Compassion is our feelings and thoughts when we witness the suffering of another and the desire to alleviate the suffering. Sometimes we confuse compassion with attachment, which is our own personal investment in the outcome of the situation. In other words, when we think we feel compassion we are actually wrapped up in our own emotional needs rather than the needs of the other person. Perhaps it’s attachment that leads to compassion fatigue, not compassion itself.
A perfect illustration involves Jane, a therapist working in a nursing home. She describes walking into an elder’s room and feeling stunned by what she saw—an extremely thin, emaciated woman with severe bruising and discoloration on her arms and legs sitting in her wheelchair, alone.
Jane described her first reaction as fear which turned to sadness for this woman’s condition and knowing that she really couldn’t do anything to change it. But she conjured up the courage to stay present and focused her attention on this woman rather than the outer condition. The fear softened. She gently stroked the woman’s shoulders and she told Jane, “That feels good.” Jane shared that following the visit instead of fear she felt good knowing she had made a difference by connecting with this woman. She was able to drop the attachment to the fear and sadness which allowed her to be present and both she and the woman were uplifted in the process.
How can you recognize compassionate fatigue?
Some of the symptoms may seem like “normal” stress responses and you may associate them with your work. After all, we live in a pretty stressful world these days. Some characteristics of compassion fatigue include:
- Withdrawing from others
- Difficulty connecting with clients- detaching
- Feeling angry that other caregivers don’t understand the nature of your service
- Life feels too serious
- Turning to compulsive or addictive behaviors such as overeating, overspending, alcohol, smoking, etc.
- Physical symptoms: headaches, gastrointestinal symptoms, muscle tension.
- Fatigue and apathy
- Difficulty concentrating
- Avoiding clients. Calling in sick or postponing appointments
- Thinking that this work isn’t for you (when you know in your heart you really love it)
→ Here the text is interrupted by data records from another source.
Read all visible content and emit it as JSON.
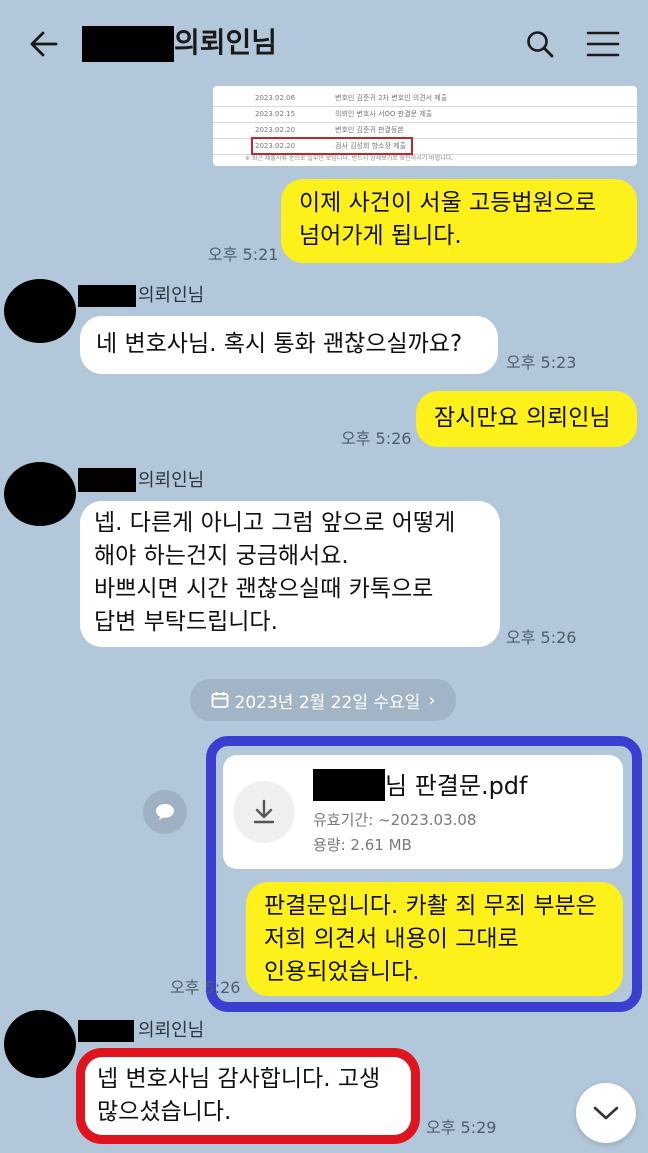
{
  "header": {
    "title_suffix": "의뢰인님",
    "back_icon": "arrow-left-icon",
    "search_icon": "search-icon",
    "menu_icon": "hamburger-menu-icon"
  },
  "preview_image": {
    "rows": [
      {
        "date": "2023.02.06",
        "text": "변호인 김준귀 2차 변호인 의견서 제출"
      },
      {
        "date": "2023.02.15",
        "text": "의뢰인 변호사 서OO 판결문 제출"
      },
      {
        "date": "2023.02.20",
        "text": "변호인 김준귀 판결등본"
      },
      {
        "date": "2023.02.20",
        "text": "검사 김성희 항소장 제출"
      }
    ],
    "footnote": "※ 최근 제출서류 순으로 일부만 보입니다. 반드시 상세보기로 확인하시기 바랍니다."
  },
  "messages": [
    {
      "side": "me",
      "text": "이제 사건이 서울 고등법원으로\n넘어가게 됩니다.",
      "time": "오후 5:21"
    },
    {
      "side": "other",
      "sender": "의뢰인님",
      "text": "네 변호사님. 혹시 통화 괜찮으실까요?",
      "time": "오후 5:23"
    },
    {
      "side": "me",
      "text": "잠시만요 의뢰인님",
      "time": "오후 5:26"
    },
    {
      "side": "other",
      "sender": "의뢰인님",
      "text": "넵. 다른게 아니고 그럼 앞으로 어떻게\n해야 하는건지 궁금해서요.\n바쁘시면 시간 괜찮으실때 카톡으로\n답변 부탁드립니다.",
      "time": "오후 5:26"
    },
    {
      "side": "me",
      "text": "판결문입니다. 카촬 죄 무죄 부분은\n저희 의견서 내용이 그대로\n인용되었습니다.",
      "time": "오후 5:26"
    },
    {
      "side": "other",
      "sender": "의뢰인님",
      "text": "넵 변호사님 감사합니다. 고생\n많으셨습니다.",
      "time": "오후 5:29"
    }
  ],
  "date_divider": {
    "label": "2023년 2월 22일 수요일",
    "icon": "calendar-icon",
    "chevron": "›"
  },
  "file_message": {
    "name_suffix": "님 판결문.pdf",
    "expiry": "유효기간: ~2023.03.08",
    "size": "용량: 2.61 MB",
    "icon": "download-icon"
  },
  "colors": {
    "background": "#b2c7d9",
    "my_bubble": "#fef01b",
    "other_bubble": "#ffffff",
    "highlight_blue": "#3a3fcf",
    "highlight_red": "#e0141e"
  }
}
It’s important to recognize the symptoms so that we avoid reactions or relieve them if they arise. The answer lies in self-care. Training about self-care typically includes physical support like regular exercise, getting enough sleep and good nutrition. However we shouldn’t stop there. Nancy Jo Bush, an oncology nurse, says that self-care also includes setting empathetic boundaries; self awareness and self forgiveness; being in tune with one’s spirituality and finding hope. The experts agree that reaching out to others and developing a support system is critical, therefore, who would you turn to if you needed the support of an understanding friend?
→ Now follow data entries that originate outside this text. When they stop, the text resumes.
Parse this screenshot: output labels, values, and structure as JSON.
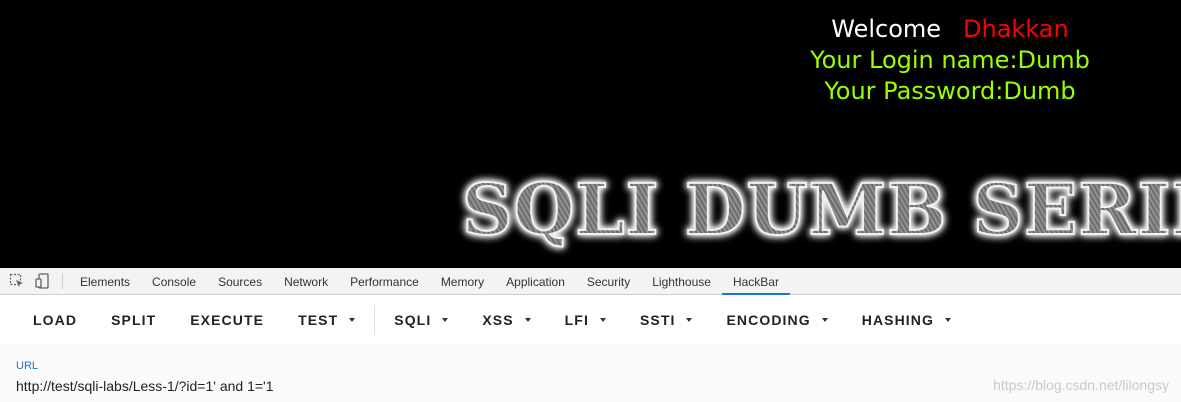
{
  "page": {
    "welcome": {
      "label": "Welcome",
      "name": "Dhakkan"
    },
    "login_line": "Your Login name:Dumb",
    "password_line": "Your Password:Dumb",
    "banner": "SQLI DUMB SERIES",
    "colors": {
      "welcome": "#ffffff",
      "name": "#ff0000",
      "info": "#99ff00",
      "background": "#000000"
    }
  },
  "devtools": {
    "icons": [
      "inspect-element-icon",
      "device-toolbar-icon"
    ],
    "tabs": [
      "Elements",
      "Console",
      "Sources",
      "Network",
      "Performance",
      "Memory",
      "Application",
      "Security",
      "Lighthouse",
      "HackBar"
    ],
    "active_tab": "HackBar",
    "accent": "#1a73e8"
  },
  "hackbar": {
    "buttons": {
      "load": "LOAD",
      "split": "SPLIT",
      "execute": "EXECUTE",
      "test": "TEST",
      "sqli": "SQLI",
      "xss": "XSS",
      "lfi": "LFI",
      "ssti": "SSTI",
      "encoding": "ENCODING",
      "hashing": "HASHING"
    },
    "url_label": "URL",
    "url_value": "http://test/sqli-labs/Less-1/?id=1' and 1='1",
    "watermark": "https://blog.csdn.net/lilongsy"
  }
}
One hospice professional advises, “Lighten up and don’t forget to laugh.” That reminds me of an old Joni Mitchell lyric, “Laughing and crying, you know it’s the same release.” So, thanks, Joni. We’ll all try to remember that!